Hsu wasn’t satisfied with how Chiu used “freedom of legislation” to argue for an amendment to the laws. During cross-examination, she questioned Chiu on the limits of freedom of legislation. If specific marriage laws were created for infertile couples, would there still be freedom of legislation? Chiu replied that fertility is not a condition of marriage as outlined in the civil code and did not directly respond to the question of whether there is a limit to freedom of legislation.

Critics are also divided on whether the existing civil code provisions are unconstitutional and whether the marriage equality law is constitutional.

Some believe that certain regulations in the civil code are already violating the Constitution and that the limits of freedom of legislation is basic rights of citizens. If the adoption of marriage equality laws still cannot protect citizens, then the civil code should be amended.

Other critics maintain that the related regulations in the civil code currently in force do not violate the constitution and that protection of LGBT peoples can be strengthened through the protection of extra-marital laws.

Chen Ai-Er (陳愛娥), professor of law at National Taiwan University, compares and contrasts discussions in the US and Germany on the issue of same-sex marriage. She points out that the US Supreme Court recognizes marriage equality and the protection of human rights, while in Germany marriage is seen as a regulation. The question of whether the constitution has been violated needs to be investigated based on the core of marriage regulations, which is based on heterosexual marriage. Chen believes that Germany’s system grants protection to same-sex couples and their model can be an option for Taiwan.

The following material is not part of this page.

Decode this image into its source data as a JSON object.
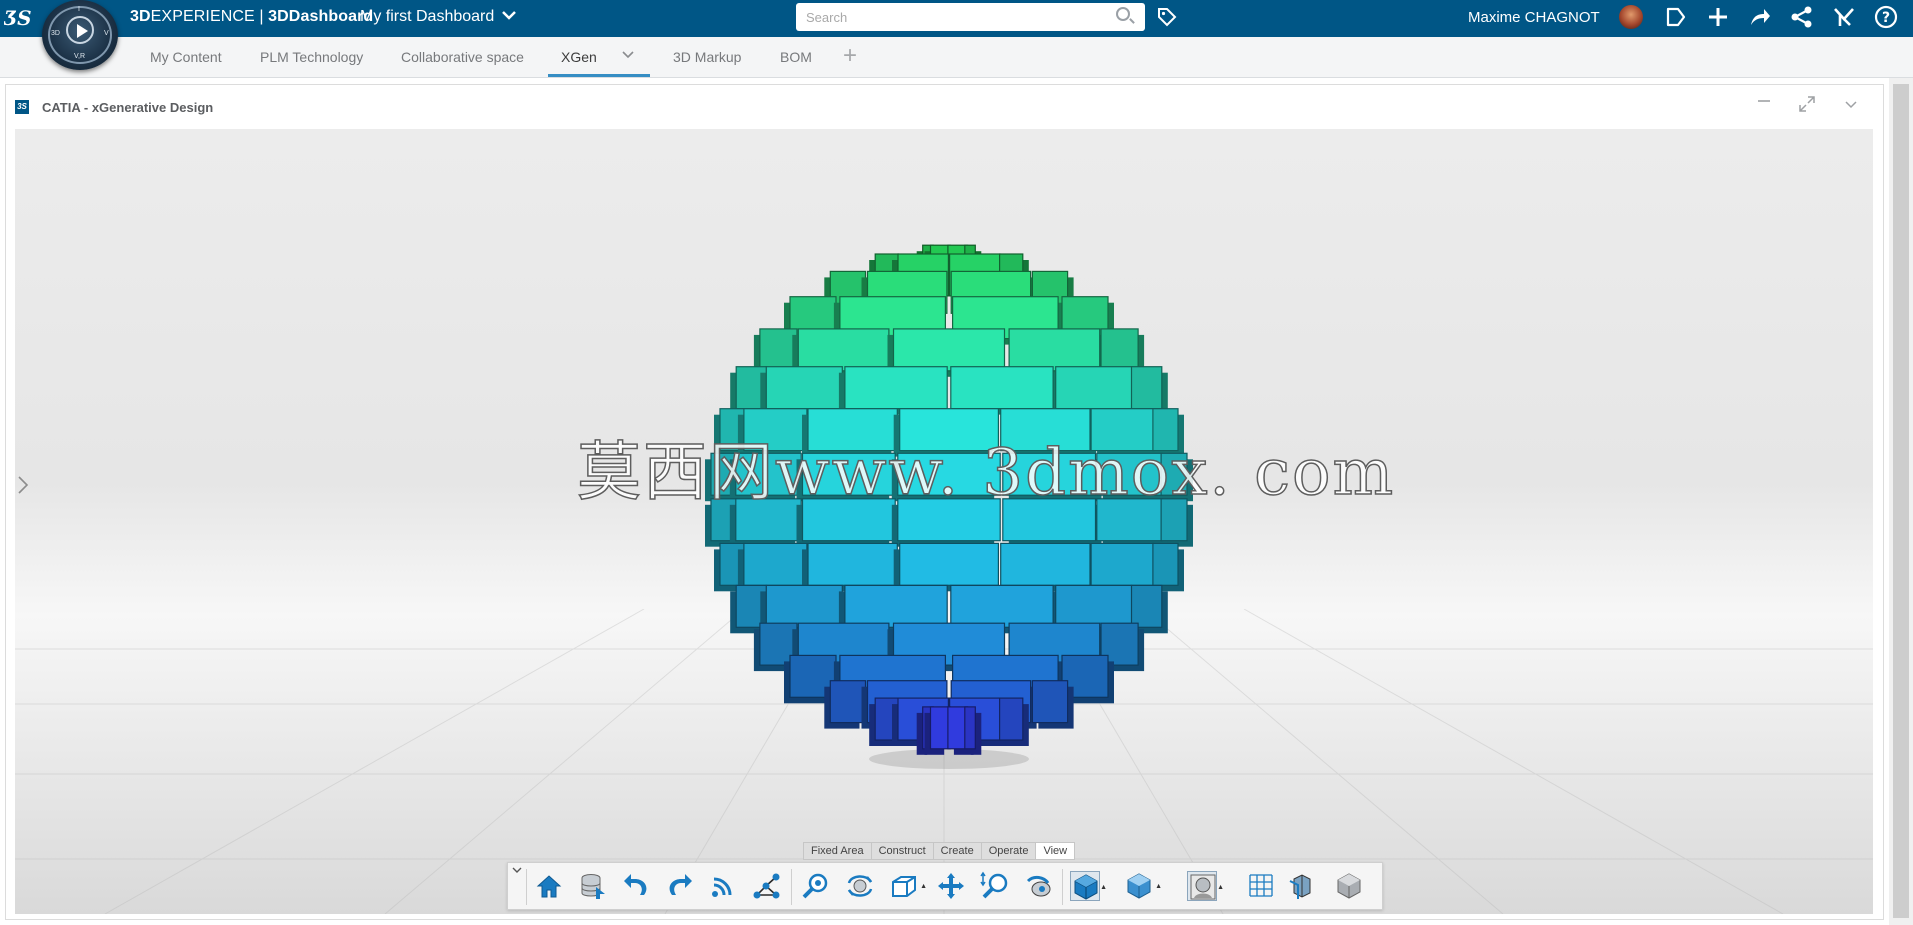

Meanwhile, Lee Hwai-Tzong (李惠宗), professor of law at National Chung Hsing University, argues that the law is aimed at handling common situations and phenomena. Since heterosexual marriages are the most common phenomena, the regulations in force do not violate the constitution. However, since the most urgent legislative issue at hand is the fact that there are no regulations that protect gay rights, a constitutional violation cannot be ruled out, and appropriate legal protections should be granted to accommodate this oversight.

What kind of conclusion will the Grand Justices come to on the 4 arguments? Judge Hsu Tzong-Li (許宗力) announced that the arguments are sufficient and will declare an end to the debate. The issue date for the report will be determined within a month, with an announcement to be made by May 24th, 2017, at the latest.

During his final statement, Chi Chia-wei gave a vivid description of what’s at stake, speaking against a special law that would avoid an amendment to the civil code.

“A ‘special law’ [as opposed to amending the civil code] is what you would give second-class citizens. Right now, heterosexuals are given the equivalent of a motorcycle under the law. Two people can ride on it a long distance. But a special law only for the LGBT community is the equivalent of giving us a tandem bicycle. It’s only good for the short run, and very tiring in the long run.”

After running on this path of marriage equality for 30 years, Chi no longer wants to be treated as a second-class citizen. He looks forward to treading the same road as heterosexual men and women.